Study material ->

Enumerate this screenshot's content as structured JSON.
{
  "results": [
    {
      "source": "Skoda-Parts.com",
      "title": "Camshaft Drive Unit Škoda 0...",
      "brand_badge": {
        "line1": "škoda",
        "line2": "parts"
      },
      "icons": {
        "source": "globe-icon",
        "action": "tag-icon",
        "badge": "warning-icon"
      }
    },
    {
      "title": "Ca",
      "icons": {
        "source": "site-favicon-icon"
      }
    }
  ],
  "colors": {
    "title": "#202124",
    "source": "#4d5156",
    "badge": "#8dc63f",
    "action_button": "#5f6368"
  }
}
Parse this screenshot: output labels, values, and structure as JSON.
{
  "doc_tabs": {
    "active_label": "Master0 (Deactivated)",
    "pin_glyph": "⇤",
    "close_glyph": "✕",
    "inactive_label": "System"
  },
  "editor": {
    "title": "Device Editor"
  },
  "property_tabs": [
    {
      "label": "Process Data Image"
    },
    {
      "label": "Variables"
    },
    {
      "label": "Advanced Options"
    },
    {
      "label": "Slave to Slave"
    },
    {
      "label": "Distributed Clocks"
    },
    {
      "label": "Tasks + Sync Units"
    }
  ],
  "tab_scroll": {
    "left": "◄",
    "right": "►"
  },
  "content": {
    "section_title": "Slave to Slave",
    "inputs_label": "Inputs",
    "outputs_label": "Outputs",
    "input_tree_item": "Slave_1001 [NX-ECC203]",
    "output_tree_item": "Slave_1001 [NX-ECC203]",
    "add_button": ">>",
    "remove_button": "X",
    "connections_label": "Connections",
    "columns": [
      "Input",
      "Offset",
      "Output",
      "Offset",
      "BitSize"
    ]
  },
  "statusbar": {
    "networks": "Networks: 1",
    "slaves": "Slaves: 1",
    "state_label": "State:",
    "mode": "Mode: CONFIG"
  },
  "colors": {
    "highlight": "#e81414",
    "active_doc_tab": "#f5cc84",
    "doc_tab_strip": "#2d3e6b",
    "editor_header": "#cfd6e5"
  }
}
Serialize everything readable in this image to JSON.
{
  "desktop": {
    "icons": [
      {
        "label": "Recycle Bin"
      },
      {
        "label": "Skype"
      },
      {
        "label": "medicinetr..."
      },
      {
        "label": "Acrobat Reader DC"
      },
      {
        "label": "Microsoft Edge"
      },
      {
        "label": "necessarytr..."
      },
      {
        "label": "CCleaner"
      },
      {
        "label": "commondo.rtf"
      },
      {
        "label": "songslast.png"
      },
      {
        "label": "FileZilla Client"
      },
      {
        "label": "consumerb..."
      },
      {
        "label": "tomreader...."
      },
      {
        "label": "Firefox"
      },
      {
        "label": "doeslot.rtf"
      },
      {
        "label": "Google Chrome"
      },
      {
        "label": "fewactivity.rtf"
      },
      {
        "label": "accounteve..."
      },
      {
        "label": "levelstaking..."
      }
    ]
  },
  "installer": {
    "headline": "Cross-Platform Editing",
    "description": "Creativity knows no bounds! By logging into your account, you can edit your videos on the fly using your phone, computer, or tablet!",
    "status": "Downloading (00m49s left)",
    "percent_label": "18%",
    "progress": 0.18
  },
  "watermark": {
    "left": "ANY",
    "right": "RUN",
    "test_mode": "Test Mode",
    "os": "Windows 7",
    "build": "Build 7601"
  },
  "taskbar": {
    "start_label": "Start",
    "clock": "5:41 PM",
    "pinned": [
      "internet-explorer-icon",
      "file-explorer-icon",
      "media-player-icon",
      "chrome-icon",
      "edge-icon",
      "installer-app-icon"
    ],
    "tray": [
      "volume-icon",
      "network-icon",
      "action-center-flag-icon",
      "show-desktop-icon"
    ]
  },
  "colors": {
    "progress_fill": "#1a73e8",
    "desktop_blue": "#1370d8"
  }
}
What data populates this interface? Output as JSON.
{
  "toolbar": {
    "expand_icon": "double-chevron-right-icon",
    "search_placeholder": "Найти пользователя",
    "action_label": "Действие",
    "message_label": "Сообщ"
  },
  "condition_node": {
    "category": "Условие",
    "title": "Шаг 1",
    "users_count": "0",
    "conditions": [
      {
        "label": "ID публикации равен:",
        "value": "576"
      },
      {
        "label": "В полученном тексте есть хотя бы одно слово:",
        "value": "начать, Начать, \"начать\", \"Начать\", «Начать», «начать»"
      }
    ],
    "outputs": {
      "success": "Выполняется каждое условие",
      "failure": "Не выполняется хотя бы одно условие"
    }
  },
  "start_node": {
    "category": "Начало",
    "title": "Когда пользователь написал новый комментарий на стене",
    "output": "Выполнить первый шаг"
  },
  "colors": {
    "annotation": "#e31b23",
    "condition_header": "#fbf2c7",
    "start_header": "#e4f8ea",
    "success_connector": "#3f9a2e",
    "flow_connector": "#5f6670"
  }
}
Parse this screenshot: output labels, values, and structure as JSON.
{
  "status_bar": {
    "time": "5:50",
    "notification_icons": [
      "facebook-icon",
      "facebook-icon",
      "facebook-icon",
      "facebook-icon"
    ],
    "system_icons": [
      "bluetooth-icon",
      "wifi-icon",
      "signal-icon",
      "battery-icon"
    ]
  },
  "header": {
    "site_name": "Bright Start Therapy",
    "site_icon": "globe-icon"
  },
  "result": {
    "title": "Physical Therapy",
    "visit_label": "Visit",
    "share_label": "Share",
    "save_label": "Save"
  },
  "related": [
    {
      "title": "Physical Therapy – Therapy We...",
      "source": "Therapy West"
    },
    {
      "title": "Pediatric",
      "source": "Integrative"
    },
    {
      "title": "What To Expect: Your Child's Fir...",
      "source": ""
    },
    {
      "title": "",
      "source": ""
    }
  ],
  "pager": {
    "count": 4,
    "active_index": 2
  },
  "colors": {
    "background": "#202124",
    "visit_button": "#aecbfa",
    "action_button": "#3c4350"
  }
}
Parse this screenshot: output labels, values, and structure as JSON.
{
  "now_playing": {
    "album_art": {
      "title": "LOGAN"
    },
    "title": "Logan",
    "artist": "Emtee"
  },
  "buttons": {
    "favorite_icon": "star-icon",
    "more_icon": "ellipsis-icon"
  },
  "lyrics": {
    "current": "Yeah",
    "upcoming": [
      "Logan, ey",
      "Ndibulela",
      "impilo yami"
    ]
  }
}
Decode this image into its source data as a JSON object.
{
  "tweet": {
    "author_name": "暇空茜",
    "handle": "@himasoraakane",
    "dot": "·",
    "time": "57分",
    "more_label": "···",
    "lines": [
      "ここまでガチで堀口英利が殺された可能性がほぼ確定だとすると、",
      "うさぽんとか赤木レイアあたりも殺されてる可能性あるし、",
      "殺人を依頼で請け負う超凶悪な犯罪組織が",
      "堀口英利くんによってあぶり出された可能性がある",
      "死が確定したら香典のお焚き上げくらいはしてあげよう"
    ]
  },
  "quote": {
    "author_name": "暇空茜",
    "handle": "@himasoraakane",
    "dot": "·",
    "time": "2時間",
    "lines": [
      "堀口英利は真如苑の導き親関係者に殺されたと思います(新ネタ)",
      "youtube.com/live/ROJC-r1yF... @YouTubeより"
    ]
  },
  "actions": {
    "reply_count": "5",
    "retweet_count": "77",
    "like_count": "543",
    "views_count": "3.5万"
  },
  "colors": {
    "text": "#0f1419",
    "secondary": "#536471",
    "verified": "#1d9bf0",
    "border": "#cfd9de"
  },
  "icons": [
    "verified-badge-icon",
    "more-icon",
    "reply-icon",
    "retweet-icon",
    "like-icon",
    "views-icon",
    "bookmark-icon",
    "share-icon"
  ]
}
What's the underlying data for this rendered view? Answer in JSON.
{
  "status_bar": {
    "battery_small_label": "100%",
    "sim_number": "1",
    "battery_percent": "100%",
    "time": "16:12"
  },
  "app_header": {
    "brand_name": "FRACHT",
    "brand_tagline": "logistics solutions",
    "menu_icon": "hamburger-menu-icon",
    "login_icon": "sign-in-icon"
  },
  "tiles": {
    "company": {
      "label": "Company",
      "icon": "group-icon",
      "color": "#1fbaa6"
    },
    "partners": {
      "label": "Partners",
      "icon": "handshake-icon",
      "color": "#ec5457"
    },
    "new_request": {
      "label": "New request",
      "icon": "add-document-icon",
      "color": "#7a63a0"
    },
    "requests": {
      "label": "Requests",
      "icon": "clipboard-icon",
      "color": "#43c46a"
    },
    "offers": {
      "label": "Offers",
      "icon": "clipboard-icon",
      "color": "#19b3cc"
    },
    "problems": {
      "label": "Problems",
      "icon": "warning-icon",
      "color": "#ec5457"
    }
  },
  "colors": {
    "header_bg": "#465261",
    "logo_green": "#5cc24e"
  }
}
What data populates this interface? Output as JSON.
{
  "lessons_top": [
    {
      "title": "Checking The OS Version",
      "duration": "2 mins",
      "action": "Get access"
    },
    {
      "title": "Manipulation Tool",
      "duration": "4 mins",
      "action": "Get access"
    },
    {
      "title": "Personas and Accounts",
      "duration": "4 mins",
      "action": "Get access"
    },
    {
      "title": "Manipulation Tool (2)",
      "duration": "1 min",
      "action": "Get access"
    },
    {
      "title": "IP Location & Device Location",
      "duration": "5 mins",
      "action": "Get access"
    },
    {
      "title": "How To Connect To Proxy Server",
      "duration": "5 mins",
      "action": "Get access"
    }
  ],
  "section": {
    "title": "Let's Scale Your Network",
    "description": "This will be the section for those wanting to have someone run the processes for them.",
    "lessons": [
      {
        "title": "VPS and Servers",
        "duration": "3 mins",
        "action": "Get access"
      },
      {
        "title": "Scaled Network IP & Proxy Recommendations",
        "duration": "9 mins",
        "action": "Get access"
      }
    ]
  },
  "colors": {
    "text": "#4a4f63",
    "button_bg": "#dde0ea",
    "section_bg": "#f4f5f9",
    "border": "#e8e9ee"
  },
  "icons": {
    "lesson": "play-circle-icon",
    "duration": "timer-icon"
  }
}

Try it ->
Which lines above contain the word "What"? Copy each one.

Problem solution ->
What data populates this interface? Output as JSON.
      "title": "What To Expect: Your Child's Fir...",
What's the underlying data for this rendered view? Answer in JSON.
What data populates this interface? Output as JSON.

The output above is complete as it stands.